*** Records

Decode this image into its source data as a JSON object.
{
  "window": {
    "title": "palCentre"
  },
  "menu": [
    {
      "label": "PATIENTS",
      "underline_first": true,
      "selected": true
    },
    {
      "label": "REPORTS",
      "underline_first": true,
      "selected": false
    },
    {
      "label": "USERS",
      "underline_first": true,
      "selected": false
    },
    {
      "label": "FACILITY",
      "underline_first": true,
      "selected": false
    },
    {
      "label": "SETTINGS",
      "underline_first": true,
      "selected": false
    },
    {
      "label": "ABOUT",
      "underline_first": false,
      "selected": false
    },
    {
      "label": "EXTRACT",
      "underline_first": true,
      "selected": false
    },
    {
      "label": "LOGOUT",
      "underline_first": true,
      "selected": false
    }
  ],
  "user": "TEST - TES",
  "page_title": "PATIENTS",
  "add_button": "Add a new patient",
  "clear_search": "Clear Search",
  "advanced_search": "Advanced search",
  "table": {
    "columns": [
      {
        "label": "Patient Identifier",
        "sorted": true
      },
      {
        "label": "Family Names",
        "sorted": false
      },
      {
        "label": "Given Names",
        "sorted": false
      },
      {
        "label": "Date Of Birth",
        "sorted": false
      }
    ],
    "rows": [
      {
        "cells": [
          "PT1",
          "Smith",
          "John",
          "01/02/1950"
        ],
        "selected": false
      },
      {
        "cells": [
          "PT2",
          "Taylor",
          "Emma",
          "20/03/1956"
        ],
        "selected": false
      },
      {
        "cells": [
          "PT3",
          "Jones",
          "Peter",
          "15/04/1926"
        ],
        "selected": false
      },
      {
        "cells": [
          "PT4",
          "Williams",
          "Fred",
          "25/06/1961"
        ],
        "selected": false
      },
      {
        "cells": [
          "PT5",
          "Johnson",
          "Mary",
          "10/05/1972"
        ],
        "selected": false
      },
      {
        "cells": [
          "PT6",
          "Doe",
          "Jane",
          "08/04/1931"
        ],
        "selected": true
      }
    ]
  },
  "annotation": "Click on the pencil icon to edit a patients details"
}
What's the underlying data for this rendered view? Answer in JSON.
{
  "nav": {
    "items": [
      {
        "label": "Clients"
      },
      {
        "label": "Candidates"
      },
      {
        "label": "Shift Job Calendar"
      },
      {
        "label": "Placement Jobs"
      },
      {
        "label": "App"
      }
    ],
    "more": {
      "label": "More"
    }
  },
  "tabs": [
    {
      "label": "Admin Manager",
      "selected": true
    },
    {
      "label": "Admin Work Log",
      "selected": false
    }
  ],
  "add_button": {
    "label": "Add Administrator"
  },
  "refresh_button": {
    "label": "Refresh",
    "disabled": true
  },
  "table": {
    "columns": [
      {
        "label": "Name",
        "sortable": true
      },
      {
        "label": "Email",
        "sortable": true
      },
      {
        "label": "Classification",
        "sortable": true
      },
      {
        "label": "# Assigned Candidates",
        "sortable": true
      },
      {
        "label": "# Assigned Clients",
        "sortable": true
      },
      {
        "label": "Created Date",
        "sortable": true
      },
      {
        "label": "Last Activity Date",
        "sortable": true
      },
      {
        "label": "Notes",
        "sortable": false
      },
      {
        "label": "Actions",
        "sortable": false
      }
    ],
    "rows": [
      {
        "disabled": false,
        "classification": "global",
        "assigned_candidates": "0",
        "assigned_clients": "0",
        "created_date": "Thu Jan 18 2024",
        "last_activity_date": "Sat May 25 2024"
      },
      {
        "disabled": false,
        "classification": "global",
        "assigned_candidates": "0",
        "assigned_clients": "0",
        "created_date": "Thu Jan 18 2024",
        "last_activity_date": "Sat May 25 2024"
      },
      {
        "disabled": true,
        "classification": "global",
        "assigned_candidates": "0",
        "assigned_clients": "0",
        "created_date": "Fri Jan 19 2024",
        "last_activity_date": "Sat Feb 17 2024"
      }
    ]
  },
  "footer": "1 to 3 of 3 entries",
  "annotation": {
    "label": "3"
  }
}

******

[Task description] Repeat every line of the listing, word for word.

[Response for this exercise]
Decode this image into its source data as a JSON object.
{
  "window": {
    "title": "palCentre"
  },
  "menu": [
    {
      "label": "PATIENTS",
      "underline_first": true,
      "selected": true
    },
    {
      "label": "REPORTS",
      "underline_first": true,
      "selected": false
    },
    {
      "label": "USERS",
      "underline_first": true,
      "selected": false
    },
    {
      "label": "FACILITY",
      "underline_first": true,
      "selected": false
    },
    {
      "label": "SETTINGS",
      "underline_first": true,
      "selected": false
    },
    {
      "label": "ABOUT",
      "underline_first": false,
      "selected": false
    },
    {
      "label": "EXTRACT",
      "underline_first": true,
      "selected": false
    },
    {
      "label": "LOGOUT",
      "underline_first": true,
      "selected": false
    }
  ],
  "user": "TEST - TES",
  "page_title": "PATIENTS",
  "add_button": "Add a new patient",
  "clear_search": "Clear Search",
  "advanced_search": "Advanced search",
  "table": {
    "columns": [
      {
        "label": "Patient Identifier",
        "sorted": true
      },
      {
        "label": "Family Names",
        "sorted": false
      },
      {
        "label": "Given Names",
        "sorted": false
      },
      {
        "label": "Date Of Birth",
        "sorted": false
      }
    ],
    "rows": [
      {
        "cells": [
          "PT1",
          "Smith",
          "John",
          "01/02/1950"
        ],
        "selected": false
      },
      {
        "cells": [
          "PT2",
          "Taylor",
          "Emma",
          "20/03/1956"
        ],
        "selected": false
      },
      {
        "cells": [
          "PT3",
          "Jones",
          "Peter",
          "15/04/1926"
        ],
        "selected": false
      },
      {
        "cells": [
          "PT4",
          "Williams",
          "Fred",
          "25/06/1961"
        ],
        "selected": false
      },
      {
        "cells": [
          "PT5",
          "Johnson",
          "Mary",
          "10/05/1972"
        ],
        "selected": false
      },
      {
        "cells": [
          "PT6",
          "Doe",
          "Jane",
          "08/04/1931"
        ],
        "selected": true
      }
    ]
  },
  "annotation": "Click on the pencil icon to edit a patients details"
}
What's the underlying data for this rendered view? Answer in JSON.
{
  "nav": {
    "items": [
      {
        "label": "Clients"
      },
      {
        "label": "Candidates"
      },
      {
        "label": "Shift Job Calendar"
      },
      {
        "label": "Placement Jobs"
      },
      {
        "label": "App"
      }
    ],
    "more": {
      "label": "More"
    }
  },
  "tabs": [
    {
      "label": "Admin Manager",
      "selected": true
    },
    {
      "label": "Admin Work Log",
      "selected": false
    }
  ],
  "add_button": {
    "label": "Add Administrator"
  },
  "refresh_button": {
    "label": "Refresh",
    "disabled": true
  },
  "table": {
    "columns": [
      {
        "label": "Name",
        "sortable": true
      },
      {
        "label": "Email",
        "sortable": true
      },
      {
        "label": "Classification",
        "sortable": true
      },
      {
        "label": "# Assigned Candidates",
        "sortable": true
      },
      {
        "label": "# Assigned Clients",
        "sortable": true
      },
      {
        "label": "Created Date",
        "sortable": true
      },
      {
        "label": "Last Activity Date",
        "sortable": true
      },
      {
        "label": "Notes",
        "sortable": false
      },
      {
        "label": "Actions",
        "sortable": false
      }
    ],
    "rows": [
      {
        "disabled": false,
        "classification": "global",
        "assigned_candidates": "0",
        "assigned_clients": "0",
        "created_date": "Thu Jan 18 2024",
        "last_activity_date": "Sat May 25 2024"
      },
      {
        "disabled": false,
        "classification": "global",
        "assigned_candidates": "0",
        "assigned_clients": "0",
        "created_date": "Thu Jan 18 2024",
        "last_activity_date": "Sat May 25 2024"
      },
      {
        "disabled": true,
        "classification": "global",
        "assigned_candidates": "0",
        "assigned_clients": "0",
        "created_date": "Fri Jan 19 2024",
        "last_activity_date": "Sat Feb 17 2024"
      }
    ]
  },
  "footer": "1 to 3 of 3 entries",
  "annotation": {
    "label": "3"
  }
}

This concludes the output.